On Lynne Truss & writers not telling their friends
This warning struck me quite forcibly because I've just agreed to collaborate on a novel with another writer, something I've never done before (have never even contemplated doing it either) and I'll soon be blogging about the process. Yes, that's right, I'm going to to be blogging about a work-in-progress, talking about the pleasures and pains, the ideas taken up and discarded, the darlings I've had to kill and so on. And I'm sure many will throw in their tuppence-worth of advice to me, some of which I'll take and some of which I'll weep over.
Will that all 'input' put me off? I don't know yet. But I do know I've discussed plots with friends before. It was a writer friend, Nick Brooks (My Name is Denise Forrester, The Good Death) who gave me some great advice in the early stages of my historical novel. He pointed me in the direction of Hogg and Scotland's 'schizophrenic' literary tradition when I (incredibly, given that it's all about madness and Gothic horror) hadn't seen the connection between that and what I was doing. That awareness really helped me expand and deepen what I was doing. I'm sure he probably told me to leave off some things I was doing, too - I can't be sure, I wouldn't have listened to those bits! Because, in the end, we take the advice we want - It's important to remember, Samson didn't take Truss's advice in the end. Writers tend to be a harder bunch to shake, for all the impression of fragile egos.
But don't take my word for it. As a biographer and reviewer, I'm steeped in those literary letters where writers divulge what they're doing and how they're doing it to friends and relations and anyone who'll listen. And thank goodness for it, too - I shudder to think what we'd make of Joyce's work without his letters to Frank Budgen, detailing chapters, asking for information. Elizabeth Smart's letters are full of personal anguish but also plans for her work.Ted Hughes and T S Eliot talk about the inspirations for their poetry, thrash out ideas. What about Virginia Woolf's discussions with friends and her husband, Leonard? Penelope Fitzgerald was a lovely writer but bless her, her letters are so lacking in any discussion about her creative process, what inspires her, they drove me to distraction. How I wish she'd had a Budgen to tell it all to!
I'd hazard a guess that more literary couples than fewer talk to each other, too, about the ideas for their work, and how it's going. While there will be some who guard their work protectively like a new-born child (I can't even imagine what that would do to a relationship - cries of 'no, get out, don't look!' You'd have to be a very successful author to afford the separate space you'd need to write without that. I write in the kitchen), I suspect most will be very open with what each other is doing (Sylvia Plath finally felt she and Hughes were too open with one another, and did retreat into keeping her work from his creative 'interference')

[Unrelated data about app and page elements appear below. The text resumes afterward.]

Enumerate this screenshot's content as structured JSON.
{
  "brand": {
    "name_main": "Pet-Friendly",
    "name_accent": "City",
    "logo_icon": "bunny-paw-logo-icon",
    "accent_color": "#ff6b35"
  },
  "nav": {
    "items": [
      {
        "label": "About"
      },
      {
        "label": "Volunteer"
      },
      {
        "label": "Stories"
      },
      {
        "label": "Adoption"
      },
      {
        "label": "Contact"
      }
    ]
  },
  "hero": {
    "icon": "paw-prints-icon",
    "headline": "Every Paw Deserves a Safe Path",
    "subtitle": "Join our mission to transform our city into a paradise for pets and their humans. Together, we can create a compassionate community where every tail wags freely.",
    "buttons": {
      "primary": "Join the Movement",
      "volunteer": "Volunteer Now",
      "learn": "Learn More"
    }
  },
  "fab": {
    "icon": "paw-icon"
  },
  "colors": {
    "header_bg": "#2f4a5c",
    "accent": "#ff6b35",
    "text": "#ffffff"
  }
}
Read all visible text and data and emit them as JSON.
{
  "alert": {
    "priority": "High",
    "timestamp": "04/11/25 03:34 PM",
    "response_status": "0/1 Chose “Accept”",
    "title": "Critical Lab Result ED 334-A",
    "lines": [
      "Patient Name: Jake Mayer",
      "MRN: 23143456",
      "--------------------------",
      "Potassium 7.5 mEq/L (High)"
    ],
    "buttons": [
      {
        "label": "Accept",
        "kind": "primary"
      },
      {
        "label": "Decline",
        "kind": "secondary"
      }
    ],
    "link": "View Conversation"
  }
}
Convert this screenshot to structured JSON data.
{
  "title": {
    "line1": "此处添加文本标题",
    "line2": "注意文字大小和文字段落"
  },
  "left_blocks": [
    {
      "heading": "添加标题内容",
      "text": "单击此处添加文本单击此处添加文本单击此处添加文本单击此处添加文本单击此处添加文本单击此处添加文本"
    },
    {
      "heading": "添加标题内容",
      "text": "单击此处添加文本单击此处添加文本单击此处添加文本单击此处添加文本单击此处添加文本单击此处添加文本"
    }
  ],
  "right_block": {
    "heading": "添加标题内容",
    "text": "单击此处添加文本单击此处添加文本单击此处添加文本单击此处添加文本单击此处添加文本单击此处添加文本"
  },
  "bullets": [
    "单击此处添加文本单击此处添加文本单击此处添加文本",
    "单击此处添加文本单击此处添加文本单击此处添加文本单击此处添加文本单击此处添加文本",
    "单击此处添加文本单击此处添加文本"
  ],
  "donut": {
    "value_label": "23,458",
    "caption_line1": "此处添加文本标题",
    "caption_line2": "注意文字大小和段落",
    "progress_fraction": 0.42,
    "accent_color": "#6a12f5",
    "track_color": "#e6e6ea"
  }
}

It doesn't always work, of course - Truss is right that sometimes one opinion can be an opinion too much. Charlotte Bronte's husband reputedly exclaimed, 'not another one set in a school?' at her unfinished, last novel, which distressed her so much, she put the novel away. But by and large, discussing your ideas is a good thing - how would creative writing classes work otherwise?
With my new 'collaborative' partner, we'll have to thrash out ideas together, there won't be any keeping it to ourselves. Maybe I'll like the openness of the process, maybe it won't be any different from writing on my own. But having another writer to communicate with on the arduous way to the finished product - I think that's a gift I'm overjoyed to have been offered. As long as they don't tell me what I'm doing is rubbish, of course....